Items from an interface collection:
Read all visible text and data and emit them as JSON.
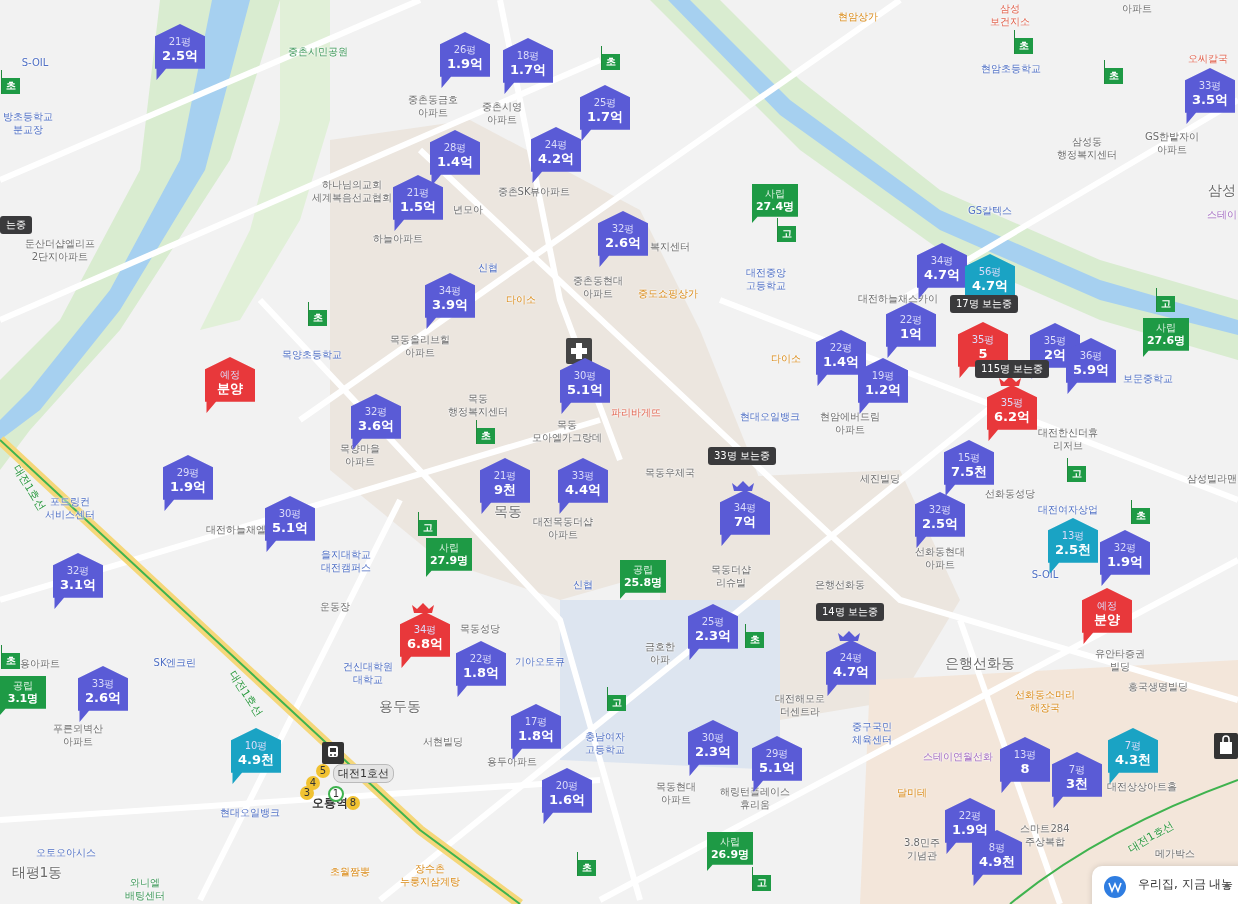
{
  "markers": [
    {
      "size": "21평",
      "price": "2.5억",
      "color": "#5a5bd6",
      "crown": false
    },
    {
      "size": "26평",
      "price": "1.9억",
      "color": "#5a5bd6",
      "crown": false
    },
    {
      "size": "18평",
      "price": "1.7억",
      "color": "#5a5bd6",
      "crown": false
    },
    {
      "size": "25평",
      "price": "1.7억",
      "color": "#5a5bd6",
      "crown": false
    },
    {
      "size": "28평",
      "price": "1.4억",
      "color": "#5a5bd6",
      "crown": false
    },
    {
      "size": "24평",
      "price": "4.2억",
      "color": "#5a5bd6",
      "crown": false
    },
    {
      "size": "21평",
      "price": "1.5억",
      "color": "#5a5bd6",
      "crown": false
    },
    {
      "size": "32평",
      "price": "2.6억",
      "color": "#5a5bd6",
      "crown": false
    },
    {
      "size": "34평",
      "price": "3.9억",
      "color": "#5a5bd6",
      "crown": false
    },
    {
      "size": "예정",
      "price": "분양",
      "color": "#e8383b",
      "crown": false
    },
    {
      "size": "30평",
      "price": "5.1억",
      "color": "#5a5bd6",
      "crown": false
    },
    {
      "size": "32평",
      "price": "3.6억",
      "color": "#5a5bd6",
      "crown": false
    },
    {
      "size": "29평",
      "price": "1.9억",
      "color": "#5a5bd6",
      "crown": false
    },
    {
      "size": "30평",
      "price": "5.1억",
      "color": "#5a5bd6",
      "crown": false
    },
    {
      "size": "32평",
      "price": "3.1억",
      "color": "#5a5bd6",
      "crown": false
    },
    {
      "size": "33평",
      "price": "2.6억",
      "color": "#5a5bd6",
      "crown": false
    },
    {
      "size": "10평",
      "price": "4.9천",
      "color": "#1aa3c4",
      "crown": false
    },
    {
      "size": "21평",
      "price": "9천",
      "color": "#5a5bd6",
      "crown": false
    },
    {
      "size": "33평",
      "price": "4.4억",
      "color": "#5a5bd6",
      "crown": false
    },
    {
      "size": "34평",
      "price": "7억",
      "color": "#5a5bd6",
      "crown": true
    },
    {
      "size": "34평",
      "price": "6.8억",
      "color": "#e8383b",
      "crown": true
    },
    {
      "size": "22평",
      "price": "1.8억",
      "color": "#5a5bd6",
      "crown": false
    },
    {
      "size": "25평",
      "price": "2.3억",
      "color": "#5a5bd6",
      "crown": false
    },
    {
      "size": "17평",
      "price": "1.8억",
      "color": "#5a5bd6",
      "crown": false
    },
    {
      "size": "20평",
      "price": "1.6억",
      "color": "#5a5bd6",
      "crown": false
    },
    {
      "size": "30평",
      "price": "2.3억",
      "color": "#5a5bd6",
      "crown": false
    },
    {
      "size": "29평",
      "price": "5.1억",
      "color": "#5a5bd6",
      "crown": false
    },
    {
      "size": "24평",
      "price": "4.7억",
      "color": "#5a5bd6",
      "crown": true
    },
    {
      "size": "32평",
      "price": "2.5억",
      "color": "#5a5bd6",
      "crown": false
    },
    {
      "size": "15평",
      "price": "7.5천",
      "color": "#5a5bd6",
      "crown": false
    },
    {
      "size": "34평",
      "price": "4.7억",
      "color": "#5a5bd6",
      "crown": false
    },
    {
      "size": "56평",
      "price": "4.7억",
      "color": "#1aa3c4",
      "crown": false
    },
    {
      "size": "22평",
      "price": "1억",
      "color": "#5a5bd6",
      "crown": false
    },
    {
      "size": "22평",
      "price": "1.4억",
      "color": "#5a5bd6",
      "crown": false
    },
    {
      "size": "19평",
      "price": "1.2억",
      "color": "#5a5bd6",
      "crown": false
    },
    {
      "size": "35평",
      "price": "5",
      "color": "#e8383b",
      "crown": false
    },
    {
      "size": "35평",
      "price": "2억",
      "color": "#5a5bd6",
      "crown": false
    },
    {
      "size": "36평",
      "price": "5.9억",
      "color": "#5a5bd6",
      "crown": false
    },
    {
      "size": "35평",
      "price": "6.2억",
      "color": "#e8383b",
      "crown": true
    },
    {
      "size": "33평",
      "price": "3.5억",
      "color": "#5a5bd6",
      "crown": false
    },
    {
      "size": "13평",
      "price": "2.5천",
      "color": "#1aa3c4",
      "crown": false
    },
    {
      "size": "32평",
      "price": "1.9억",
      "color": "#5a5bd6",
      "crown": false
    },
    {
      "size": "예정",
      "price": "분양",
      "color": "#e8383b",
      "crown": false
    },
    {
      "size": "13평",
      "price": "8",
      "color": "#5a5bd6",
      "crown": false
    },
    {
      "size": "7평",
      "price": "3천",
      "color": "#5a5bd6",
      "crown": false
    },
    {
      "size": "7평",
      "price": "4.3천",
      "color": "#1aa3c4",
      "crown": false
    },
    {
      "size": "22평",
      "price": "1.9억",
      "color": "#5a5bd6",
      "crown": false
    },
    {
      "size": "8평",
      "price": "4.9천",
      "color": "#5a5bd6",
      "crown": false
    }
  ],
  "viewer_tags": [
    {
      "text": "33명 보는중"
    },
    {
      "text": "14명 보는중"
    },
    {
      "text": "17명 보는중"
    },
    {
      "text": "115명 보는중"
    },
    {
      "text": "는중"
    }
  ],
  "school_flags": [
    {
      "label": "초"
    },
    {
      "label": "초"
    },
    {
      "label": "초"
    },
    {
      "label": "초"
    },
    {
      "label": "초"
    },
    {
      "label": "초"
    },
    {
      "label": "고"
    },
    {
      "label": "초"
    },
    {
      "label": "고"
    },
    {
      "label": "고"
    },
    {
      "label": "초"
    },
    {
      "label": "초"
    },
    {
      "label": "고"
    },
    {
      "label": "초"
    },
    {
      "label": "고"
    },
    {
      "label": "고"
    }
  ],
  "school_stats": [
    {
      "type": "사립",
      "value": "27.4명"
    },
    {
      "type": "사립",
      "value": "27.6명"
    },
    {
      "type": "사립",
      "value": "27.9명"
    },
    {
      "type": "공립",
      "value": "25.8명"
    },
    {
      "type": "공립",
      "value": "3.1명"
    },
    {
      "type": "사립",
      "value": "26.9명"
    }
  ],
  "places": [
    {
      "kind": "facility",
      "lines": [
        "S-OIL"
      ]
    },
    {
      "kind": "park",
      "lines": [
        "중촌시민공원"
      ]
    },
    {
      "kind": "facility",
      "lines": [
        "방초등학교",
        "분교장"
      ]
    },
    {
      "kind": "building",
      "lines": [
        "하나님의교회",
        "세계복음선교협회"
      ]
    },
    {
      "kind": "building",
      "lines": [
        "둔산더샵엘리프",
        "2단지아파트"
      ]
    },
    {
      "kind": "building",
      "lines": [
        "하늘아파트"
      ]
    },
    {
      "kind": "building",
      "lines": [
        "년모아"
      ]
    },
    {
      "kind": "building",
      "lines": [
        "중촌동금호",
        "아파트"
      ]
    },
    {
      "kind": "building",
      "lines": [
        "중촌시영",
        "아파트"
      ]
    },
    {
      "kind": "building",
      "lines": [
        "중촌SK뷰아파트"
      ]
    },
    {
      "kind": "building",
      "lines": [
        "복지센터"
      ]
    },
    {
      "kind": "facility",
      "lines": [
        "신협"
      ]
    },
    {
      "kind": "shop",
      "lines": [
        "다이소"
      ]
    },
    {
      "kind": "building",
      "lines": [
        "중촌동현대",
        "아파트"
      ]
    },
    {
      "kind": "shop",
      "lines": [
        "중도쇼핑상가"
      ]
    },
    {
      "kind": "facility",
      "lines": [
        "대전중앙",
        "고등학교"
      ]
    },
    {
      "kind": "building",
      "lines": [
        "목동올리브힐",
        "아파트"
      ]
    },
    {
      "kind": "building",
      "lines": [
        "목동",
        "행정복지센터"
      ]
    },
    {
      "kind": "building",
      "lines": [
        "목동",
        "모아엘가그랑데"
      ]
    },
    {
      "kind": "food",
      "lines": [
        "파리바게뜨"
      ]
    },
    {
      "kind": "shop",
      "lines": [
        "다이소"
      ]
    },
    {
      "kind": "facility",
      "lines": [
        "현대오일뱅크"
      ]
    },
    {
      "kind": "building",
      "lines": [
        "목동우체국"
      ]
    },
    {
      "kind": "building",
      "lines": [
        "현암에버드림",
        "아파트"
      ]
    },
    {
      "kind": "building",
      "lines": [
        "대전하늘채스카이"
      ]
    },
    {
      "kind": "facility",
      "lines": [
        "GS칼텍스"
      ]
    },
    {
      "kind": "building",
      "lines": [
        "삼성동",
        "행정복지센터"
      ]
    },
    {
      "kind": "building",
      "lines": [
        "GS한밭자이",
        "아파트"
      ]
    },
    {
      "kind": "facility",
      "lines": [
        "현암초등학교"
      ]
    },
    {
      "kind": "shop",
      "lines": [
        "현암상가"
      ]
    },
    {
      "kind": "food",
      "lines": [
        "삼성",
        "보건지소"
      ]
    },
    {
      "kind": "food",
      "lines": [
        "오씨칼국"
      ]
    },
    {
      "kind": "building",
      "lines": [
        "아파트"
      ]
    },
    {
      "kind": "district",
      "lines": [
        "삼성"
      ]
    },
    {
      "kind": "leisure",
      "lines": [
        "스테이"
      ]
    },
    {
      "kind": "facility",
      "lines": [
        "보문중학교"
      ]
    },
    {
      "kind": "building",
      "lines": [
        "대전한신더휴",
        "리저브"
      ]
    },
    {
      "kind": "building",
      "lines": [
        "세진빌딩"
      ]
    },
    {
      "kind": "building",
      "lines": [
        "선화동성당"
      ]
    },
    {
      "kind": "facility",
      "lines": [
        "대전여자상업"
      ]
    },
    {
      "kind": "facility",
      "lines": [
        "S-OIL"
      ]
    },
    {
      "kind": "building",
      "lines": [
        "선화동현대",
        "아파트"
      ]
    },
    {
      "kind": "building",
      "lines": [
        "삼성빌라맨"
      ]
    },
    {
      "kind": "district",
      "lines": [
        "은행선화동"
      ]
    },
    {
      "kind": "building",
      "lines": [
        "유안타증권",
        "빌딩"
      ]
    },
    {
      "kind": "shop",
      "lines": [
        "선화동소머리",
        "해장국"
      ]
    },
    {
      "kind": "building",
      "lines": [
        "흥국생명빌딩"
      ]
    },
    {
      "kind": "facility",
      "lines": [
        "중구국민",
        "체육센터"
      ]
    },
    {
      "kind": "leisure",
      "lines": [
        "스테이연월선화"
      ]
    },
    {
      "kind": "shop",
      "lines": [
        "달미테"
      ]
    },
    {
      "kind": "building",
      "lines": [
        "3.8민주",
        "기념관"
      ]
    },
    {
      "kind": "building",
      "lines": [
        "스마트284",
        "주상복합"
      ]
    },
    {
      "kind": "building",
      "lines": [
        "대전상상아트홀"
      ]
    },
    {
      "kind": "building",
      "lines": [
        "메가박스"
      ]
    },
    {
      "kind": "building",
      "lines": [
        "목동더샵",
        "리슈빌"
      ]
    },
    {
      "kind": "building",
      "lines": [
        "은행선화동"
      ]
    },
    {
      "kind": "building",
      "lines": [
        "금호한",
        "아파"
      ]
    },
    {
      "kind": "building",
      "lines": [
        "대전해모로",
        "더센트라"
      ]
    },
    {
      "kind": "building",
      "lines": [
        "목동현대",
        "아파트"
      ]
    },
    {
      "kind": "building",
      "lines": [
        "해링턴플레이스",
        "휴리움"
      ]
    },
    {
      "kind": "facility",
      "lines": [
        "충남여자",
        "고등학교"
      ]
    },
    {
      "kind": "building",
      "lines": [
        "용두아파트"
      ]
    },
    {
      "kind": "building",
      "lines": [
        "서현빌딩"
      ]
    },
    {
      "kind": "facility",
      "lines": [
        "기아오토큐"
      ]
    },
    {
      "kind": "building",
      "lines": [
        "목동성당"
      ]
    },
    {
      "kind": "building",
      "lines": [
        "대전목동더샵",
        "아파트"
      ]
    },
    {
      "kind": "facility",
      "lines": [
        "신협"
      ]
    },
    {
      "kind": "district",
      "lines": [
        "목동"
      ]
    },
    {
      "kind": "building",
      "lines": [
        "목양마을",
        "아파트"
      ]
    },
    {
      "kind": "facility",
      "lines": [
        "목양초등학교"
      ]
    },
    {
      "kind": "building",
      "lines": [
        "대전하늘채엘"
      ]
    },
    {
      "kind": "facility",
      "lines": [
        "을지대학교",
        "대전캠퍼스"
      ]
    },
    {
      "kind": "building",
      "lines": [
        "운동장"
      ]
    },
    {
      "kind": "facility",
      "lines": [
        "건신대학원",
        "대학교"
      ]
    },
    {
      "kind": "district",
      "lines": [
        "용두동"
      ]
    },
    {
      "kind": "facility",
      "lines": [
        "포드링컨",
        "서비스센터"
      ]
    },
    {
      "kind": "building",
      "lines": [
        "용아파트"
      ]
    },
    {
      "kind": "facility",
      "lines": [
        "SK엔크린"
      ]
    },
    {
      "kind": "building",
      "lines": [
        "푸른뫼벽산",
        "아파트"
      ]
    },
    {
      "kind": "facility",
      "lines": [
        "현대오일뱅크"
      ]
    },
    {
      "kind": "station",
      "lines": [
        "오룡역"
      ]
    },
    {
      "kind": "facility",
      "lines": [
        "오토오아시스"
      ]
    },
    {
      "kind": "district",
      "lines": [
        "태평1동"
      ]
    },
    {
      "kind": "park",
      "lines": [
        "와니엘",
        "배팅센터"
      ]
    },
    {
      "kind": "shop",
      "lines": [
        "초월짬뽕"
      ]
    },
    {
      "kind": "shop",
      "lines": [
        "장수촌",
        "누룽지삼계탕"
      ]
    }
  ],
  "line_labels": [
    {
      "text": "대전1호선"
    },
    {
      "text": "대전1호선"
    },
    {
      "text": "대전1호선"
    }
  ],
  "station": {
    "line": "대전1호선",
    "exits": [
      "5",
      "4",
      "3",
      "1",
      "8"
    ]
  },
  "promo_card": {
    "text": "우리집, 지금 내놓"
  }
}
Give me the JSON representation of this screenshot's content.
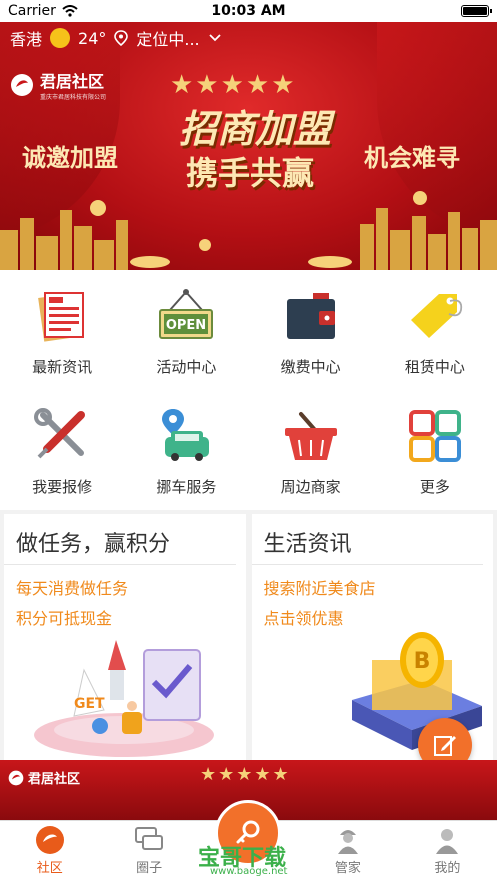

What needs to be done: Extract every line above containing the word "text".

Result of this task:
Read all visible text and data and emit them as JSON.
      "text": "33명 보는중"
      "text": "14명 보는중"
      "text": "17명 보는중"
      "text": "115명 보는중"
      "text": "는중"
      "text": "대전1호선"
      "text": "대전1호선"
      "text": "대전1호선"
    "text": "우리집, 지금 내놓"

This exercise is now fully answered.